| Website and app data records |
*** Block opens ***
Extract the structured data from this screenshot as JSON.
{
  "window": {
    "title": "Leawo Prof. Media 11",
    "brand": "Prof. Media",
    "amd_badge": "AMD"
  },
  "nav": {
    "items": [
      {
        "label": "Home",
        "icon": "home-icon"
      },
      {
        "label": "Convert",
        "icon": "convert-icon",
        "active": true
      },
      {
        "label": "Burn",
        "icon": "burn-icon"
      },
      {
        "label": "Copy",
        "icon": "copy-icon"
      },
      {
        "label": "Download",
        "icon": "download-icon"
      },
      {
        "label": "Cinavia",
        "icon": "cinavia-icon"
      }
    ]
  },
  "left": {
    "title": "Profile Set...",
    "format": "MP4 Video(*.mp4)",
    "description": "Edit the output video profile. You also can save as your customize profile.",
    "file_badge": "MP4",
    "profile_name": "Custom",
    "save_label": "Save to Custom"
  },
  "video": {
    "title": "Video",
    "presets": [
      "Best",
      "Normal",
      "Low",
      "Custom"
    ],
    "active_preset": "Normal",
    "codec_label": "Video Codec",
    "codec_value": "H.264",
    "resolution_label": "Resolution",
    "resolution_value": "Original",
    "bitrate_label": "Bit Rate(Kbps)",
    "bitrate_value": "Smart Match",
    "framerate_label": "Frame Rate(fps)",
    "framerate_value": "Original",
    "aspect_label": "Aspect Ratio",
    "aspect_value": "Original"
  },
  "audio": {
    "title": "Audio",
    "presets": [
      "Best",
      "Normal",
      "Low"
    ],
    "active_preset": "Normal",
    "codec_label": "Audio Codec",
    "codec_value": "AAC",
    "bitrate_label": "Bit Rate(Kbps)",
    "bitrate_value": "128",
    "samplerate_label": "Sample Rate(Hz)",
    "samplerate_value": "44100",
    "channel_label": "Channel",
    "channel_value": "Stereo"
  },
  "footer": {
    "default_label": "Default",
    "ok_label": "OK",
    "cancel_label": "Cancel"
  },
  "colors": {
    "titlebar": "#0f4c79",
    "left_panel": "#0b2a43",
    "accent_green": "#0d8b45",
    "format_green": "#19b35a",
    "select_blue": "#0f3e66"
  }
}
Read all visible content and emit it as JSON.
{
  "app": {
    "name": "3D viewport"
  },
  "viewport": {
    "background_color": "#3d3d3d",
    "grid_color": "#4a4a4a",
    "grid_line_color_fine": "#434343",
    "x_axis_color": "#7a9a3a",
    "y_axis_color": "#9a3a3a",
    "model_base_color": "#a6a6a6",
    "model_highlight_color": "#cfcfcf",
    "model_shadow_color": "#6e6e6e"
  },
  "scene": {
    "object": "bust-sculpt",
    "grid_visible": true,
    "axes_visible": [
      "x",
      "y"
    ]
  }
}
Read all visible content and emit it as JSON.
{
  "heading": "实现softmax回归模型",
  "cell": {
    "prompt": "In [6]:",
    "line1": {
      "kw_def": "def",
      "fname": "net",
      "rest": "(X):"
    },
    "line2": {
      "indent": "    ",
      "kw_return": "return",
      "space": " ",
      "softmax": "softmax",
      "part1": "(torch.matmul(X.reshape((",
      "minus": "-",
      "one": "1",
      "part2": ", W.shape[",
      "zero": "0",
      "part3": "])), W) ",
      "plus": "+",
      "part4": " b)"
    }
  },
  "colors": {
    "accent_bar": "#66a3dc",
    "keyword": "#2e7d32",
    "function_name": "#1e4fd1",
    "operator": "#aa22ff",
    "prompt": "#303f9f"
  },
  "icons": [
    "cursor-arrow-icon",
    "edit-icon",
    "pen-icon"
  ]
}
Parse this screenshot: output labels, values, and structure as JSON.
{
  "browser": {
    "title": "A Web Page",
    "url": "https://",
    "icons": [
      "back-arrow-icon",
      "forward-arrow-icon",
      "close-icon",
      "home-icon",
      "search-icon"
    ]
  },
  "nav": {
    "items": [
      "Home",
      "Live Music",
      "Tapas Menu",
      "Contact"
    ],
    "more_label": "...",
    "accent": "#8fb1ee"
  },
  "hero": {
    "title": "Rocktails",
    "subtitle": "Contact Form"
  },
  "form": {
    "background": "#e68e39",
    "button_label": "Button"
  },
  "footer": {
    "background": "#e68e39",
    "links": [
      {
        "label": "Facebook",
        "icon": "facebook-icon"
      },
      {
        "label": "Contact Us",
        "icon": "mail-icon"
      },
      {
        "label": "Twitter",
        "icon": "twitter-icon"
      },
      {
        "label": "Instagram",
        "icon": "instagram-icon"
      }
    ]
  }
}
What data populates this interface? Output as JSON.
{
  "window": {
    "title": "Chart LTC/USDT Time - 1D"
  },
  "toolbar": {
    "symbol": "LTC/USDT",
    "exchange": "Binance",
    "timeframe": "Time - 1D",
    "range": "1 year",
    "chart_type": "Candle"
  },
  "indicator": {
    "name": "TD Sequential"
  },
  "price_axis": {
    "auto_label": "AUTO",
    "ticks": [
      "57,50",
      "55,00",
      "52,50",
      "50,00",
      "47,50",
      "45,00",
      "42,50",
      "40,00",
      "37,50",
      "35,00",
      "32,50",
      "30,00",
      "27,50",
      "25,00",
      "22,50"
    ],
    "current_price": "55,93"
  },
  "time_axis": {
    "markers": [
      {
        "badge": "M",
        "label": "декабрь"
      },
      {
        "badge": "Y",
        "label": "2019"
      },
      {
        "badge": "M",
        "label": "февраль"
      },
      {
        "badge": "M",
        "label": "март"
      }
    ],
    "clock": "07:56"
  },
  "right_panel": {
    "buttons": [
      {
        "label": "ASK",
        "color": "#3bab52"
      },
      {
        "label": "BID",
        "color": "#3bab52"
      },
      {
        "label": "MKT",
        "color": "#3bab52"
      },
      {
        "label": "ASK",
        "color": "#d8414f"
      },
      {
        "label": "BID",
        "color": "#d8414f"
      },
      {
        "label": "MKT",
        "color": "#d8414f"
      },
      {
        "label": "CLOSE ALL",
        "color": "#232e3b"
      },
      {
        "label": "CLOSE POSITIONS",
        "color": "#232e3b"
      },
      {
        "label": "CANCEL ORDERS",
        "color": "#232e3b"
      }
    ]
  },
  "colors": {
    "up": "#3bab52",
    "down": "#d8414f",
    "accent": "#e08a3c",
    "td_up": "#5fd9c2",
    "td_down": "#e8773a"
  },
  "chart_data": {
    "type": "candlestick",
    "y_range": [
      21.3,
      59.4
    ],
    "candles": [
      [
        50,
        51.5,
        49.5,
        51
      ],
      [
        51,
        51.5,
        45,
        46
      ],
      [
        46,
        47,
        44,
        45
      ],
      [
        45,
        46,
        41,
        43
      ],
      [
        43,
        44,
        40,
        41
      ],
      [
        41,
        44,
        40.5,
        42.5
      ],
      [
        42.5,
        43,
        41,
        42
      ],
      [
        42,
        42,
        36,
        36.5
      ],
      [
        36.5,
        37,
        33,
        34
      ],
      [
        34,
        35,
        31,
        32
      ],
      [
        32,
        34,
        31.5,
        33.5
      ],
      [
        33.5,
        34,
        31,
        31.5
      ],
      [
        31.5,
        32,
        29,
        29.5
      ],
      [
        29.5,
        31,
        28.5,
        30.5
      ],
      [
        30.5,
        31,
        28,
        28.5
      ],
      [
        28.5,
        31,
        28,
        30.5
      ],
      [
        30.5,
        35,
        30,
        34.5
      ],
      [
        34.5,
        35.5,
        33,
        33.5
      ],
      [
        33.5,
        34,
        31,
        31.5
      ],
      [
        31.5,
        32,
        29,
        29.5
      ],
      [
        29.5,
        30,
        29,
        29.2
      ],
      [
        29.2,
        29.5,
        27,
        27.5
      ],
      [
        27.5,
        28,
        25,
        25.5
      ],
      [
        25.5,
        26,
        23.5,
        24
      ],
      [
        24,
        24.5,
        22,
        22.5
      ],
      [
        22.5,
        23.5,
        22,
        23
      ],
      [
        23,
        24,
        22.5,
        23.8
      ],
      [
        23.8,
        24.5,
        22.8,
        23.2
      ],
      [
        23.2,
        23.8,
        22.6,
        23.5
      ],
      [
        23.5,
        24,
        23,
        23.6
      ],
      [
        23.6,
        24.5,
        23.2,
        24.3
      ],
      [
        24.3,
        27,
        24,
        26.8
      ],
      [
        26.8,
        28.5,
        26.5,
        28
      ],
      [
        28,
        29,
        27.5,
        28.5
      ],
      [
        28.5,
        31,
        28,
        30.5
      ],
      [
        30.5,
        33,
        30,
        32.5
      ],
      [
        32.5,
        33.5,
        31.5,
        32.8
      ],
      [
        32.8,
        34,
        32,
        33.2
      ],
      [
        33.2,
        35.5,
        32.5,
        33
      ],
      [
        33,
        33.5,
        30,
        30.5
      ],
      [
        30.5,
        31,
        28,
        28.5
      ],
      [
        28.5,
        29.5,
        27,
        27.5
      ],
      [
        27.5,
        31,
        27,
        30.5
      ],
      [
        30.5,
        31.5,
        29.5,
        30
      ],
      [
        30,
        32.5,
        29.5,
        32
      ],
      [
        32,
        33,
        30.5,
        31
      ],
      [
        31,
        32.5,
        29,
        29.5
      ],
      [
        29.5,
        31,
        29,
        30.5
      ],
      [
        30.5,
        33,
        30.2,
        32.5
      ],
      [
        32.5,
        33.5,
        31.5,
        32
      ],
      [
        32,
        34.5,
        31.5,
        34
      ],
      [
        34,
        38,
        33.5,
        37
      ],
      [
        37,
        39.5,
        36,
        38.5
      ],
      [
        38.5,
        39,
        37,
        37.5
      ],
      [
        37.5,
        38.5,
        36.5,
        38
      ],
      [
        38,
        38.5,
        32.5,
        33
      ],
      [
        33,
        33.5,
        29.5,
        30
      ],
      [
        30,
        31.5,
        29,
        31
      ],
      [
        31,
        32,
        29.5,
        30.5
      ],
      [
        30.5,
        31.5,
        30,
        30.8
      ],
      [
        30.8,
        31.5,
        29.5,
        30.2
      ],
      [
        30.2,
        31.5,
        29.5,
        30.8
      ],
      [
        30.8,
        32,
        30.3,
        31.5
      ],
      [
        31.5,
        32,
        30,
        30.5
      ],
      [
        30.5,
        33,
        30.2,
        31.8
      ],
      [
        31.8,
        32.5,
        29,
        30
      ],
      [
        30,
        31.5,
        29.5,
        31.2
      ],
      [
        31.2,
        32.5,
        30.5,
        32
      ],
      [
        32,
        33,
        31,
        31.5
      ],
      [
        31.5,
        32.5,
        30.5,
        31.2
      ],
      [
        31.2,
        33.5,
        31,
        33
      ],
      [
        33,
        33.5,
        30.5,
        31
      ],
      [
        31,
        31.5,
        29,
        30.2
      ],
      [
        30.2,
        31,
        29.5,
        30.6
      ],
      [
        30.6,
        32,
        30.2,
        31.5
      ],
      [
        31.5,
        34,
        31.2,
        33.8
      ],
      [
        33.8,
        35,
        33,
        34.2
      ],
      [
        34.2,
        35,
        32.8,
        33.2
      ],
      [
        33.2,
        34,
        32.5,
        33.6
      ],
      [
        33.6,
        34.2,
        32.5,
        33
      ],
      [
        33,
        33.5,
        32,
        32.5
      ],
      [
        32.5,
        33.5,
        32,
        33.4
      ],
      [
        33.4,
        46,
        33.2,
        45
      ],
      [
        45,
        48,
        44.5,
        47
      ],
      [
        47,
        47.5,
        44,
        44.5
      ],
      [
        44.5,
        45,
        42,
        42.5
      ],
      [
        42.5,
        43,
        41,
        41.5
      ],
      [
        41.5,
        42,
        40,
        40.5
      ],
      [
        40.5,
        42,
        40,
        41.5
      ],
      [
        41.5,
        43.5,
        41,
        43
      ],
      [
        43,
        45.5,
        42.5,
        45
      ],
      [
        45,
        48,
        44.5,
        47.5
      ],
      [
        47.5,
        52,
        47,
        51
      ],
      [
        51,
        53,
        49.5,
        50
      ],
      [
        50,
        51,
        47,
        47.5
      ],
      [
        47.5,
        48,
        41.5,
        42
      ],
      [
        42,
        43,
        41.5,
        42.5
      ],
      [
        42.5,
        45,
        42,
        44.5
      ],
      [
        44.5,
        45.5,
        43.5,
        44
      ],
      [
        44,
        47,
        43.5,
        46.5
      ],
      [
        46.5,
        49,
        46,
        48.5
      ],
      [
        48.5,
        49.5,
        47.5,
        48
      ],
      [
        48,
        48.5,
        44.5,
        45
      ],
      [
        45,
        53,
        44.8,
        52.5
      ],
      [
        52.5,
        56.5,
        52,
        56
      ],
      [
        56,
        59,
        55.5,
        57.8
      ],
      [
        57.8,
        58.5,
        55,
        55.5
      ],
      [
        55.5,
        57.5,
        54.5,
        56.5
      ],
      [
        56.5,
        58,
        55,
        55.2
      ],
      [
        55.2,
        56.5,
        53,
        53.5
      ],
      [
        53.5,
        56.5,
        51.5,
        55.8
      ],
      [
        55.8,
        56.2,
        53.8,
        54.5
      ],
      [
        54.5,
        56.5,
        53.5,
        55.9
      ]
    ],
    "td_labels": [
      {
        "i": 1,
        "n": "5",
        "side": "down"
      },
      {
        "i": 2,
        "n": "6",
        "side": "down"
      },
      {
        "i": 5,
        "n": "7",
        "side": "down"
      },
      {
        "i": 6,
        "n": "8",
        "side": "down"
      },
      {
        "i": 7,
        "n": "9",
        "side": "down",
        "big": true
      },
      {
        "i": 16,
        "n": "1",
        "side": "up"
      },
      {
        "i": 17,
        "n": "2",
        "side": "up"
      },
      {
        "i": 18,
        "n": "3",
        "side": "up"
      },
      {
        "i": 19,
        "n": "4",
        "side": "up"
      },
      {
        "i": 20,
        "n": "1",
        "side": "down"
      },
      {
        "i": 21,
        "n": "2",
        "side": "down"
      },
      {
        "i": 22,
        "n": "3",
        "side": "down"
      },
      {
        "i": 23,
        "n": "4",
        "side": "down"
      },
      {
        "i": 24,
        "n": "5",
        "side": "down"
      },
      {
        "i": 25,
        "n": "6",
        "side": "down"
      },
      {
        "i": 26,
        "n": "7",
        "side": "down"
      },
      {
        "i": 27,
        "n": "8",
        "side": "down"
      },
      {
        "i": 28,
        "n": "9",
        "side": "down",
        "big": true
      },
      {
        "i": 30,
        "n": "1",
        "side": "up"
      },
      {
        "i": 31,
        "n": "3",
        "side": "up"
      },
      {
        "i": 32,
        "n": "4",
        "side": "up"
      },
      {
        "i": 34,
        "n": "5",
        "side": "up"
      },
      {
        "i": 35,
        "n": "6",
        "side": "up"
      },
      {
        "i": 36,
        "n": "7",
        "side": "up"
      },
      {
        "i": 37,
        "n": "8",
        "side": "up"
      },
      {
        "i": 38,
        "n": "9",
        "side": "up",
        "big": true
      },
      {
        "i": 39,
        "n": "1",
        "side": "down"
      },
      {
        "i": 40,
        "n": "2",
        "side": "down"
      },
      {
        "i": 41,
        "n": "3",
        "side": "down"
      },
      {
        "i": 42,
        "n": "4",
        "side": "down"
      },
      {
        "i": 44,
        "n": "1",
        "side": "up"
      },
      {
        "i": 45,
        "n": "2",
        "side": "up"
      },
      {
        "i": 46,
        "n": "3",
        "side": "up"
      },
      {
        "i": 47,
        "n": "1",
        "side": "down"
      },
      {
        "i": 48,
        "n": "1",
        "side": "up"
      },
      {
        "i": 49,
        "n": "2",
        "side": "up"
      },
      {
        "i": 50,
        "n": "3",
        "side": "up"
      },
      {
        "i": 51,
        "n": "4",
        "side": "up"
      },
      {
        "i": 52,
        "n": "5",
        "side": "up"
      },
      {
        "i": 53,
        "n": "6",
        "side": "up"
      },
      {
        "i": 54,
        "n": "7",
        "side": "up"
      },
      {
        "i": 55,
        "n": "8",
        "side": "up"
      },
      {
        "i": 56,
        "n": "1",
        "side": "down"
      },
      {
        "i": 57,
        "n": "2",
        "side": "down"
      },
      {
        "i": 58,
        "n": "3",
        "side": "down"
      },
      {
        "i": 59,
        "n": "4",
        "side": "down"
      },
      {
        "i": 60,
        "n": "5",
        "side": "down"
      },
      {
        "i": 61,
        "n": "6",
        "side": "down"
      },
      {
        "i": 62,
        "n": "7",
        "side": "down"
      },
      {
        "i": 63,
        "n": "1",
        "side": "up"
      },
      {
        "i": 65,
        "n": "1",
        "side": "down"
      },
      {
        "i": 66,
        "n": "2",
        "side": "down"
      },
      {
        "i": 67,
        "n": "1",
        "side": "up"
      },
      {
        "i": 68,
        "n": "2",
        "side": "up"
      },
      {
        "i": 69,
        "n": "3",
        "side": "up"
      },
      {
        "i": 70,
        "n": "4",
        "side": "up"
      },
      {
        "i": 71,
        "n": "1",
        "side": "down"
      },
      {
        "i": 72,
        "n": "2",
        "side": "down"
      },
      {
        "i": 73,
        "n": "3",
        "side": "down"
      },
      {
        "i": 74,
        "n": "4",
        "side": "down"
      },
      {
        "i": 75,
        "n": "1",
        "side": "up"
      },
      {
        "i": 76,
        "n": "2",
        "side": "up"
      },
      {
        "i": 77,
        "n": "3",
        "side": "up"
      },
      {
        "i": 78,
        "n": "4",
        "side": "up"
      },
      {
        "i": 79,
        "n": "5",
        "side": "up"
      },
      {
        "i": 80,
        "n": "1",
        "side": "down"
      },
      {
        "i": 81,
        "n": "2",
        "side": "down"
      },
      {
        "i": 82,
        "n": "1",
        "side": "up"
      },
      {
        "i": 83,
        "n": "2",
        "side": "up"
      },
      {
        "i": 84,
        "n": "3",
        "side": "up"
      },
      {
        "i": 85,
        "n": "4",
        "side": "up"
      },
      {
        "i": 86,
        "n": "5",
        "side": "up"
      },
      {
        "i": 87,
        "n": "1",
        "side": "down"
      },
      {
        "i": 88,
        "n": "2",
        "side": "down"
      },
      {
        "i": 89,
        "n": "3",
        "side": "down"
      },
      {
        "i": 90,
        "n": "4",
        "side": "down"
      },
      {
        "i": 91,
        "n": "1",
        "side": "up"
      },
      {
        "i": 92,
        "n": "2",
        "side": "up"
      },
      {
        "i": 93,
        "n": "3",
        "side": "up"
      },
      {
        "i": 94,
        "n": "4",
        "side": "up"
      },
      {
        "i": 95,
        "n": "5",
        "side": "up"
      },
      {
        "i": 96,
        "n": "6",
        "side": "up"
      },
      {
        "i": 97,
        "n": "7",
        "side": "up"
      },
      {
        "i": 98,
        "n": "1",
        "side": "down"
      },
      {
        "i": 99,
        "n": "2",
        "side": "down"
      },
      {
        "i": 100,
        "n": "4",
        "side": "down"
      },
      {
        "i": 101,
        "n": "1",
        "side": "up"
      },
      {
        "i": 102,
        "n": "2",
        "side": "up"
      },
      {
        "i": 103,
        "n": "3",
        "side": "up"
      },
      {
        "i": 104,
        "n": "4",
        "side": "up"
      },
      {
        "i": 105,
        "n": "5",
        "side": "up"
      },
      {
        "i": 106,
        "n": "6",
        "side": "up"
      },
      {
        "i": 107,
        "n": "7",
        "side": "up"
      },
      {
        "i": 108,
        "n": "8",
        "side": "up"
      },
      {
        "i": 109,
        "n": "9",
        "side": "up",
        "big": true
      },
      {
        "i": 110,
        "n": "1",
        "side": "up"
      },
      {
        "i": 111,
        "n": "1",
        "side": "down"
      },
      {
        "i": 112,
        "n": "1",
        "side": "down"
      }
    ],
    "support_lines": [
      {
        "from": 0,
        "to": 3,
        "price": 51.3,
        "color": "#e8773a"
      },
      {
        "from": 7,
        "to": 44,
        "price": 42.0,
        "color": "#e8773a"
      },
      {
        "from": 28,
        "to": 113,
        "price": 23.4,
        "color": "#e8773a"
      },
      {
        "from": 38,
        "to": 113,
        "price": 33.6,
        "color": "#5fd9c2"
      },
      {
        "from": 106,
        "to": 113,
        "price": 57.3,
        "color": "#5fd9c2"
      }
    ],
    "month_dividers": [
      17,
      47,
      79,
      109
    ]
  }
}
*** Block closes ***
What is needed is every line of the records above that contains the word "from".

Extract the structured data from this screenshot as JSON.
        "from": 0,
        "from": 7,
        "from": 28,
        "from": 38,
        "from": 106,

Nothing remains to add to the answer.